__What you are asked to do__. Could you retype the records word for word but without any pictures?
Data under study section start
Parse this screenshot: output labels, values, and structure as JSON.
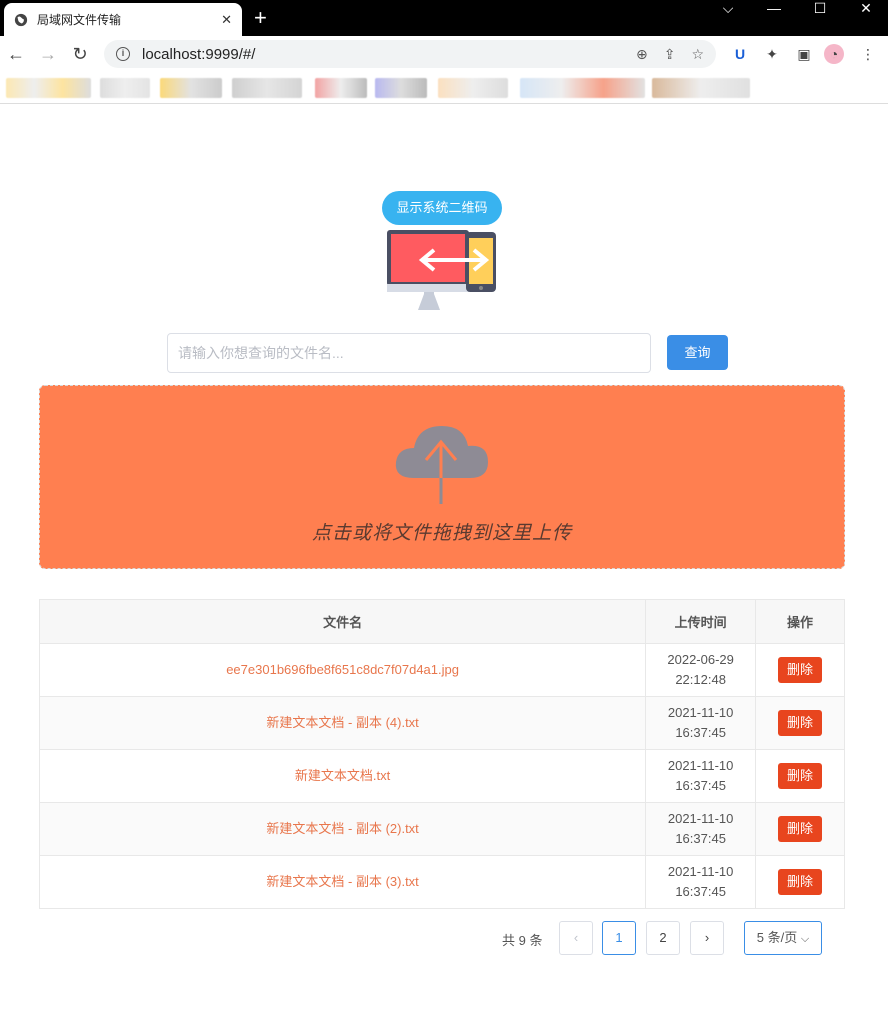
{
  "browser": {
    "tab_title": "局域网文件传输",
    "url": "localhost:9999/#/",
    "close_glyph": "✕",
    "newtab_glyph": "+"
  },
  "page": {
    "qr_button_label": "显示系统二维码",
    "search_placeholder": "请输入你想查询的文件名...",
    "search_value": "",
    "query_button_label": "查询",
    "upload_text": "点击或将文件拖拽到这里上传"
  },
  "table": {
    "headers": {
      "name": "文件名",
      "time": "上传时间",
      "op": "操作"
    },
    "rows": [
      {
        "name": "ee7e301b696fbe8f651c8dc7f07d4a1.jpg",
        "date": "2022-06-29",
        "time": "22:12:48",
        "action": "删除"
      },
      {
        "name": "新建文本文档 - 副本 (4).txt",
        "date": "2021-11-10",
        "time": "16:37:45",
        "action": "删除"
      },
      {
        "name": "新建文本文档.txt",
        "date": "2021-11-10",
        "time": "16:37:45",
        "action": "删除"
      },
      {
        "name": "新建文本文档 - 副本 (2).txt",
        "date": "2021-11-10",
        "time": "16:37:45",
        "action": "删除"
      },
      {
        "name": "新建文本文档 - 副本 (3).txt",
        "date": "2021-11-10",
        "time": "16:37:45",
        "action": "删除"
      }
    ]
  },
  "pagination": {
    "total_text": "共 9 条",
    "prev": "‹",
    "next": "›",
    "pages": [
      "1",
      "2"
    ],
    "current_page": "1",
    "page_size_label": "5 条/页"
  },
  "colors": {
    "upload_bg": "#ff7f50",
    "primary": "#3a8ee6",
    "qr_button": "#38b3f0",
    "delete": "#e8451e",
    "file_link": "#e8764c"
  }
}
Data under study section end
__Answer box__.
Parse this screenshot: output labels, values, and structure as JSON.
{
  "browser": {
    "tab_title": "局域网文件传输",
    "url": "localhost:9999/#/",
    "close_glyph": "✕",
    "newtab_glyph": "+"
  },
  "page": {
    "qr_button_label": "显示系统二维码",
    "search_placeholder": "请输入你想查询的文件名...",
    "search_value": "",
    "query_button_label": "查询",
    "upload_text": "点击或将文件拖拽到这里上传"
  },
  "table": {
    "headers": {
      "name": "文件名",
      "time": "上传时间",
      "op": "操作"
    },
    "rows": [
      {
        "name": "ee7e301b696fbe8f651c8dc7f07d4a1.jpg",
        "date": "2022-06-29",
        "time": "22:12:48",
        "action": "删除"
      },
      {
        "name": "新建文本文档 - 副本 (4).txt",
        "date": "2021-11-10",
        "time": "16:37:45",
        "action": "删除"
      },
      {
        "name": "新建文本文档.txt",
        "date": "2021-11-10",
        "time": "16:37:45",
        "action": "删除"
      },
      {
        "name": "新建文本文档 - 副本 (2).txt",
        "date": "2021-11-10",
        "time": "16:37:45",
        "action": "删除"
      },
      {
        "name": "新建文本文档 - 副本 (3).txt",
        "date": "2021-11-10",
        "time": "16:37:45",
        "action": "删除"
      }
    ]
  },
  "pagination": {
    "total_text": "共 9 条",
    "prev": "‹",
    "next": "›",
    "pages": [
      "1",
      "2"
    ],
    "current_page": "1",
    "page_size_label": "5 条/页"
  },
  "colors": {
    "upload_bg": "#ff7f50",
    "primary": "#3a8ee6",
    "qr_button": "#38b3f0",
    "delete": "#e8451e",
    "file_link": "#e8764c"
  }
}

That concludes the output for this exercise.